Have you heard? Next week, Apple definitely maybe could announce or ship or talk about a phone!
The is reaching a fever pitch, five days before Macworld. In today's episode, David Sobotta, the former head of federal sales for Apple, explains that Steve Jobs never really liked the idea of a Mac Tablet but has expressed several ideas about what it would take to build a Mac Phone.
In a piece for the Guardian, Sobotta describes a 2002 meeting he attended between Jobs and representatives from the medical research organization National Institutes of Health in which the NIH reps hoped to convince Jobs to build a Mac tablet for the medical industry. Jobs demurred, citing problems with screen resolution, wireless bandwidth and the potential liability problems that are part and parcel of working with the health care industry.
Undeterred, the NIH reps then inquired about the possibility of Apple making its products more compatible with Research in Motion's BlackBerry device, according to Sobotta. Again, Jobs dismissed the BlackBerry as a niche product, but this time went on to explain his vision of a converged device.
It would need to fit in a shirt pocket, he said, according to Sobotta's account. It would need to be more compelling as a converged device than a phone or a computer is on their own.
With that background, Sobotta goes on to describe why he thinks Apple is all set to unveil a phone.

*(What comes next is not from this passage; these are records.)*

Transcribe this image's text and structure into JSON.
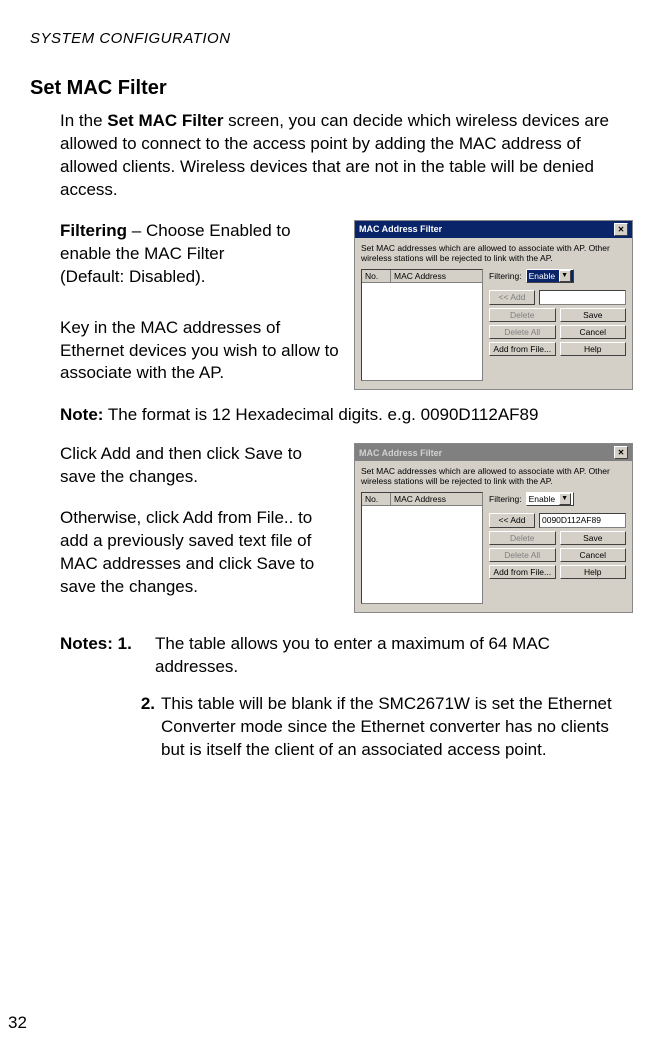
{
  "running_head": "SYSTEM CONFIGURATION",
  "section_title": "Set MAC Filter",
  "intro": "In the Set MAC Filter screen, you can decide which wireless devices are allowed to connect to the access point by adding the MAC address of allowed clients. Wireless devices that are not in the table will be denied access.",
  "intro_bold": "Set MAC Filter",
  "filtering_label": "Filtering",
  "filtering_desc_1": " – Choose Enabled to enable the MAC Filter",
  "filtering_desc_2": "(Default: Disabled).",
  "keyin_para": "Key in the MAC addresses of Ethernet devices you wish to allow to associate with the AP.",
  "note_label": "Note:",
  "note_text": " The format is 12 Hexadecimal digits. e.g. 0090D112AF89",
  "click_para_1": "Click Add and then click Save to save the changes.",
  "click_para_2": "Otherwise, click Add from File.. to add a previously saved text file of MAC addresses and click Save to save the changes.",
  "notes_label_1": "Notes: 1.",
  "notes_text_1": "The table allows you to enter a maximum of 64 MAC addresses.",
  "notes_label_2": "2.",
  "notes_text_2": "This table will be blank if the SMC2671W is set the Ethernet Converter mode since the Ethernet converter has no clients but is itself the client of an associated access point.",
  "page_number": "32",
  "dialog": {
    "title": "MAC Address Filter",
    "instr": "Set MAC addresses which are allowed to associate with AP. Other wireless stations will be rejected to link with the AP.",
    "col_no": "No.",
    "col_mac": "MAC Address",
    "filtering_lbl": "Filtering:",
    "filtering_val": "Enable",
    "btn_add": "<< Add",
    "btn_delete": "Delete",
    "btn_save": "Save",
    "btn_delete_all": "Delete All",
    "btn_cancel": "Cancel",
    "btn_add_file": "Add from File...",
    "btn_help": "Help",
    "input_empty": "",
    "input_sample": "0090D112AF89"
  }
}
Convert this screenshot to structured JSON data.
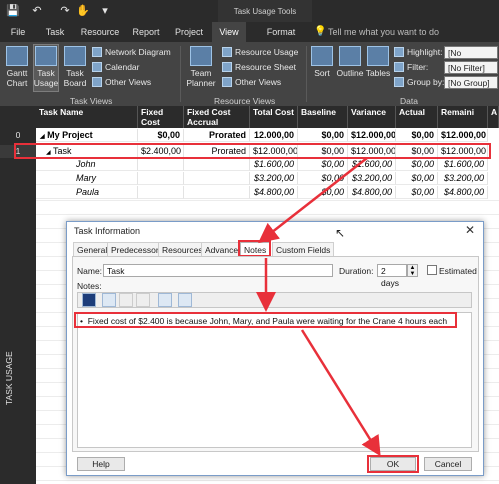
{
  "title_bar": {
    "contextual_group": "Task Usage Tools"
  },
  "tabs": [
    {
      "label": "File"
    },
    {
      "label": "Task"
    },
    {
      "label": "Resource"
    },
    {
      "label": "Report"
    },
    {
      "label": "Project"
    },
    {
      "label": "View"
    },
    {
      "label": "Format"
    }
  ],
  "tell_me": "Tell me what you want to do",
  "ribbon": {
    "task_views": {
      "group_label": "Task Views",
      "gantt": "Gantt Chart",
      "task_usage": "Task Usage",
      "task_board": "Task Board",
      "network_diagram": "Network Diagram",
      "calendar": "Calendar",
      "other_views": "Other Views"
    },
    "resource_views": {
      "group_label": "Resource Views",
      "team_planner": "Team Planner",
      "resource_usage": "Resource Usage",
      "resource_sheet": "Resource Sheet",
      "other_views": "Other Views"
    },
    "data": {
      "group_label": "Data",
      "sort": "Sort",
      "outline": "Outline",
      "tables": "Tables",
      "highlight_label": "Highlight:",
      "highlight_value": "[No Highlight]",
      "filter_label": "Filter:",
      "filter_value": "[No Filter]",
      "groupby_label": "Group by:",
      "groupby_value": "[No Group]"
    }
  },
  "side_label": "TASK USAGE",
  "grid": {
    "headers": [
      "Task Name",
      "Fixed Cost",
      "Fixed Cost Accrual",
      "Total Cost",
      "Baseline",
      "Variance",
      "Actual",
      "Remaini",
      "A"
    ],
    "rows": [
      {
        "id": "0",
        "name": "My Project",
        "fixed_cost": "$0,00",
        "accrual": "Prorated",
        "total": "12.000,00",
        "baseline": "$0,00",
        "variance": "$12.000,00",
        "actual": "$0,00",
        "remaining": "$12.000,00"
      },
      {
        "id": "1",
        "name": "Task",
        "fixed_cost": "$2.400,00",
        "accrual": "Prorated",
        "total": "$12.000,00",
        "baseline": "$0,00",
        "variance": "$12.000,00",
        "actual": "$0,00",
        "remaining": "$12.000,00"
      },
      {
        "id": "",
        "name": "John",
        "fixed_cost": "",
        "accrual": "",
        "total": "$1.600,00",
        "baseline": "$0,00",
        "variance": "$1.600,00",
        "actual": "$0,00",
        "remaining": "$1.600,00"
      },
      {
        "id": "",
        "name": "Mary",
        "fixed_cost": "",
        "accrual": "",
        "total": "$3.200,00",
        "baseline": "$0,00",
        "variance": "$3.200,00",
        "actual": "$0,00",
        "remaining": "$3.200,00"
      },
      {
        "id": "",
        "name": "Paula",
        "fixed_cost": "",
        "accrual": "",
        "total": "$4.800,00",
        "baseline": "$0,00",
        "variance": "$4.800,00",
        "actual": "$0,00",
        "remaining": "$4.800,00"
      }
    ]
  },
  "dialog": {
    "title": "Task Information",
    "tabs": [
      {
        "label": "General"
      },
      {
        "label": "Predecessors"
      },
      {
        "label": "Resources"
      },
      {
        "label": "Advanced"
      },
      {
        "label": "Notes"
      },
      {
        "label": "Custom Fields"
      }
    ],
    "name_label": "Name:",
    "name_value": "Task",
    "duration_label": "Duration:",
    "duration_value": "2 days",
    "estimated_label": "Estimated",
    "notes_label": "Notes:",
    "note_text": "Fixed cost of $2.400 is because John, Mary, and Paula were waiting for the Crane 4 hours each",
    "help_label": "Help",
    "ok_label": "OK",
    "cancel_label": "Cancel"
  },
  "colors": {
    "accent": "#e8303a",
    "dark_chrome": "#2b2b2b",
    "ribbon": "#444444"
  }
}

For starters, the company is well positioned with Samsung to secure enough flash memory for a mass-market phone. It has its own network of retail stores that would provide a high-profile showcase for the new phone. And it has learned much about cell phones through partnerships with cell phone makers; Apple did some Bluetooth development with Sony Ericsson and worked on the ill-fated Rokr iTunes phone with Motorola.
Sobotta appears to be legit, but an Apple representative did not return a call seeking confirmation of his former employment status with the company.